If you want to get this briefing by email, sign-up here
Hammond says PM’s demands wreck any EU deal
The former chancellor Philip Hammond has accused Boris Johnson of trying to “wreck” the UK’s chances of a new Brexit deal. The old deal – which MPs rejected three times – included the Irish “backstop”, which could keep the UK in a European customs union, if no trade deal was reached in the future. Mr Johnson wants to scrap the backstop.
But, in an article in the Times, Mr Hammond said: “The pivot from demanding changes to the backstop to demanding its total removal is a pivot from a tough negotiating stance to a wrecking one.” The EU has insisted it will not remove the backstop, which is designed to stop a “hard” Irish border.
Downing Street hit back – claiming Mr Hammond “actively undermined the government’s negotiation position” while in office because he wanted to “cancel the referendum result”, something he denies. As the arguments continue, the UK is still due to leave the EU on 31 October – deal or no deal. Read our no-deal guide here, and learn about the backstop here.
Nora’s family ‘heartbroken’ after body found
The family of Nora Quoirin, whose body was found in Malaysia, have said their “hearts are broken”. The body of the 15-year-old Londoner, who had special needs, was found just over a mile away from the Dusun resort on Tuesday. She had been on holiday with her family when she disappeared from her room on 4 August. In a statement, her family thanked the 350 people who searched for Nora in dense jungle near the resort. Her cause of death has not been confirmed. Malaysian police said a post-mortem examination began earlier.

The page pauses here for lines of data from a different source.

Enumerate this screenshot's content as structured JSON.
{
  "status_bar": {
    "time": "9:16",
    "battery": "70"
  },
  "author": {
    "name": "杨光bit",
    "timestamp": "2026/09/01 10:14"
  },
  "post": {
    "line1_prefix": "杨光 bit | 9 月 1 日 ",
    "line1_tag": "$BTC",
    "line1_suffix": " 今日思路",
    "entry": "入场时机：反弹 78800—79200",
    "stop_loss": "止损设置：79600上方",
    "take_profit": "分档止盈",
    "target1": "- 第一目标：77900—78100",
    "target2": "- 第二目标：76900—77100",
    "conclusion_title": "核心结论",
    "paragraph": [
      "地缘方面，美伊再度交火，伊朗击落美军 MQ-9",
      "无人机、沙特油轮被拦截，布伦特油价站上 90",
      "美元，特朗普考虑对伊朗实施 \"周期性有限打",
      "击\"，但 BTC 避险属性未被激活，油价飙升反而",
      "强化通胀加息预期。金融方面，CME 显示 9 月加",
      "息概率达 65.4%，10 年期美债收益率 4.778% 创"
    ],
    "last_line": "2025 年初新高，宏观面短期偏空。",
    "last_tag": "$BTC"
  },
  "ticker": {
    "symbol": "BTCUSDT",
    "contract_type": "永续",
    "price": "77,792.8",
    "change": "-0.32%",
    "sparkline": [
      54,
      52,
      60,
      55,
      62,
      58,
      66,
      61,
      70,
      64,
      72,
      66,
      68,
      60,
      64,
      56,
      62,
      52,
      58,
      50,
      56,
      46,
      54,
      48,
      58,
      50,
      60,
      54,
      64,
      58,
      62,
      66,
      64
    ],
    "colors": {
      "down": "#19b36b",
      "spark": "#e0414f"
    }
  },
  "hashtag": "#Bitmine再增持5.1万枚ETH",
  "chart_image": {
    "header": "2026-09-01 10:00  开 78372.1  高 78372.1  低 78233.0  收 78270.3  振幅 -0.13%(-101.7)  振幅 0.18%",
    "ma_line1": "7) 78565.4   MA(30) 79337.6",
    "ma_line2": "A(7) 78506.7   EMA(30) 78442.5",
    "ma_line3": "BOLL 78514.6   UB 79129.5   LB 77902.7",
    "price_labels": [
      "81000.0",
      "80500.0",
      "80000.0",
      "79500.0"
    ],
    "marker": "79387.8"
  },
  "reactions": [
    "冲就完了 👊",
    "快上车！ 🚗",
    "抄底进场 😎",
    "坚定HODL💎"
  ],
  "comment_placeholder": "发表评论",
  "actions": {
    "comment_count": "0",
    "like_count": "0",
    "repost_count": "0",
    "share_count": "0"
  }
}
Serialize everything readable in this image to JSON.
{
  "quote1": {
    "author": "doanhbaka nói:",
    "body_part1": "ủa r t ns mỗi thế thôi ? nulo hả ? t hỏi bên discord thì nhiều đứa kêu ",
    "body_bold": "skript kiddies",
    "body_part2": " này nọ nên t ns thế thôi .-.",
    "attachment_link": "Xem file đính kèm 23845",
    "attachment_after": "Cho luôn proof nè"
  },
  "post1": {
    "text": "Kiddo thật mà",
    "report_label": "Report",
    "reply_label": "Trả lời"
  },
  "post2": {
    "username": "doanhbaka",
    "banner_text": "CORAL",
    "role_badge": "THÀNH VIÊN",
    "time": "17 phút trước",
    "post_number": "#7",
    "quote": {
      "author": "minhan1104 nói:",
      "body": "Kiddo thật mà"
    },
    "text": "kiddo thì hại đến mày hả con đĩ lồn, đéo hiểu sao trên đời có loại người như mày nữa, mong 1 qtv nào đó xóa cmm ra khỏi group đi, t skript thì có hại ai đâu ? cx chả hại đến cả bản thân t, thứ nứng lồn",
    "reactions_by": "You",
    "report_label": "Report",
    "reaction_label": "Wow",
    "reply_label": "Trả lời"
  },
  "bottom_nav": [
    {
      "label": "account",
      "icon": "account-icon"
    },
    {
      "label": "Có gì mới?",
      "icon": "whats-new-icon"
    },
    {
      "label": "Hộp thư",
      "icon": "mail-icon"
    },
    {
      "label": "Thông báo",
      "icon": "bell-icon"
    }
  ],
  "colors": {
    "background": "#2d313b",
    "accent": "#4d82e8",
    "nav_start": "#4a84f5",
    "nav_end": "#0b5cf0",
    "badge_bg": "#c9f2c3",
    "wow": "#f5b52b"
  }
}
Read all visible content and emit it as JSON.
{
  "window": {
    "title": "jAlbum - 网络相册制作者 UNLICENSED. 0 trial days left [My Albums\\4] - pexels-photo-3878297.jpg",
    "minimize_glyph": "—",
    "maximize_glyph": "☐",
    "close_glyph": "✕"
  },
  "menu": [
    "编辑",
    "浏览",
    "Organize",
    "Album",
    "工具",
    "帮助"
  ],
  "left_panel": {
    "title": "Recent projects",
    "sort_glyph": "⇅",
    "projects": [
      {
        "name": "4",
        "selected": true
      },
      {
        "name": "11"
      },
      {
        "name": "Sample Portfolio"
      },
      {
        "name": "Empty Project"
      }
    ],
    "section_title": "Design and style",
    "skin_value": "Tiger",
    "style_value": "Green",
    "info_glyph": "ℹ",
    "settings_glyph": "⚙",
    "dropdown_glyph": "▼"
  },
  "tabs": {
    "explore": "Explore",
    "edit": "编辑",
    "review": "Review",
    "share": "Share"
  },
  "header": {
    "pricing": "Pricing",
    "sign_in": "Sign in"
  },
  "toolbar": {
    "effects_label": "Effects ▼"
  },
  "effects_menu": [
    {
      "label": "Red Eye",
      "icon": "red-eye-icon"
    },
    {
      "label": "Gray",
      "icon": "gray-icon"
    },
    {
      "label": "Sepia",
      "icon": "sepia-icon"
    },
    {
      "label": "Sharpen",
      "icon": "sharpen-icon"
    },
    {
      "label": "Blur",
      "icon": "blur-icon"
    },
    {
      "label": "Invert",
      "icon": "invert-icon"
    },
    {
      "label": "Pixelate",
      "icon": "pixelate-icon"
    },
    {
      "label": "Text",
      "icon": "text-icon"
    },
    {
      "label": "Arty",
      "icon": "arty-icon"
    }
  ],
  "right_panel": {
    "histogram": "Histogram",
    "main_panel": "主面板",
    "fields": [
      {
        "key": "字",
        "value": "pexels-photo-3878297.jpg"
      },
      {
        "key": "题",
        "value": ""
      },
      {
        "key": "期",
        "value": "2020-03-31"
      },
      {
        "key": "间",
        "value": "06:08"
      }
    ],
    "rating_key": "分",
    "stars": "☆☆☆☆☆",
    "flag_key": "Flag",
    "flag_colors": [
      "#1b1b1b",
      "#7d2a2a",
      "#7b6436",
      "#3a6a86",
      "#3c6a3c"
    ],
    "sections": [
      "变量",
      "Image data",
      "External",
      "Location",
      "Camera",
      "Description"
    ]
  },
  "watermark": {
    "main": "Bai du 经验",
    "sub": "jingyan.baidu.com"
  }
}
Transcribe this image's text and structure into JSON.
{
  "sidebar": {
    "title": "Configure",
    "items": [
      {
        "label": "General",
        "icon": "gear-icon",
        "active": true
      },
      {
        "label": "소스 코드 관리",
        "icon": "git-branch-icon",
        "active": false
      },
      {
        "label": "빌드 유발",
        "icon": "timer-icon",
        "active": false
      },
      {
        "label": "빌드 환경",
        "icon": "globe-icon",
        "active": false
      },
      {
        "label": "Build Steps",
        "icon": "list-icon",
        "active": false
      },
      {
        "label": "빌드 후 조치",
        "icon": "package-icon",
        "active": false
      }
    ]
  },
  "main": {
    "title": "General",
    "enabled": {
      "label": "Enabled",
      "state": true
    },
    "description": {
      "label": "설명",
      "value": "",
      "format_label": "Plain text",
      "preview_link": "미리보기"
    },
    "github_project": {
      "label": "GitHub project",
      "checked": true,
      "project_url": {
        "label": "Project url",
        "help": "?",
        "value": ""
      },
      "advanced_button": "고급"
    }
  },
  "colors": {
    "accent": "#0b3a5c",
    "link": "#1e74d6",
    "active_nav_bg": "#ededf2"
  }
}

Two ads banned for gender stereotypes
TV advertisements for Philadelphia cheese and Volkswagen are the first to be banned under new UK gender stereotyping rules. A ban on ads featuring “harmful gender stereotypes” or those likely to cause “serious or widespread offence” came into force in June. The first banned ad, for Philadelphia, showed two fathers leaving a baby on a restaurant conveyor belt. The VW ad showed men being adventurous while a woman sat by a pram.
The adopted ‘orphans’ whose parents were alive
By Joanna Heywood, BBC News, Brussels
Hundreds of miles north of DR Congo’s capital, Kinshasa, is the village of Gemena. Most people make a living from agriculture or fishing; others are carpenters or shopkeepers. Abdula Libenge, a 34-year-old tailor, is the father of one of four families in the area who, in May 2015, sent a child to Kinshasa on what they thought was a holiday camp.
Their children never came back. Without access to legal representation or assistance from local authorities, all they could do was wait.
Two years after Mr Libenge’s daughter disappeared, he received an unexpected visit that would finally shed light on what happened. Two Belgian journalists had got wind of an inquiry beginning into adoption fraud in their country.
Read the full story from Joanna here.
What the papers say
The jobs figures published on Tuesday make the Daily Mail’s lead. The paper says that despite “project fear predictions” of huge job losses, the number of Britons in employment has soared by more than a million since the Brexit vote – and a record 15.55m women are in work. It says nearly a thousand adults a day have joined the workforce in the past three years. Read the full paper review here.
Social media Disrupts teens’ sleep
Drugs bust Four Brits arrested in Australia and New Zealand
Hong Kong Airport in chaos
University admissions Labour plans overhaul
If you see one thing today
If you listen to one thing today
If you read one thing today
09:30 Inflation figures for July announced – the figure is used to set rail fare increases in January
11:00 Second Ashes test between England and Australia begins at Lord’s
On this day
1969 The UK government sends troops into Northern Ireland in what it calls a “limited operation” to restore law and order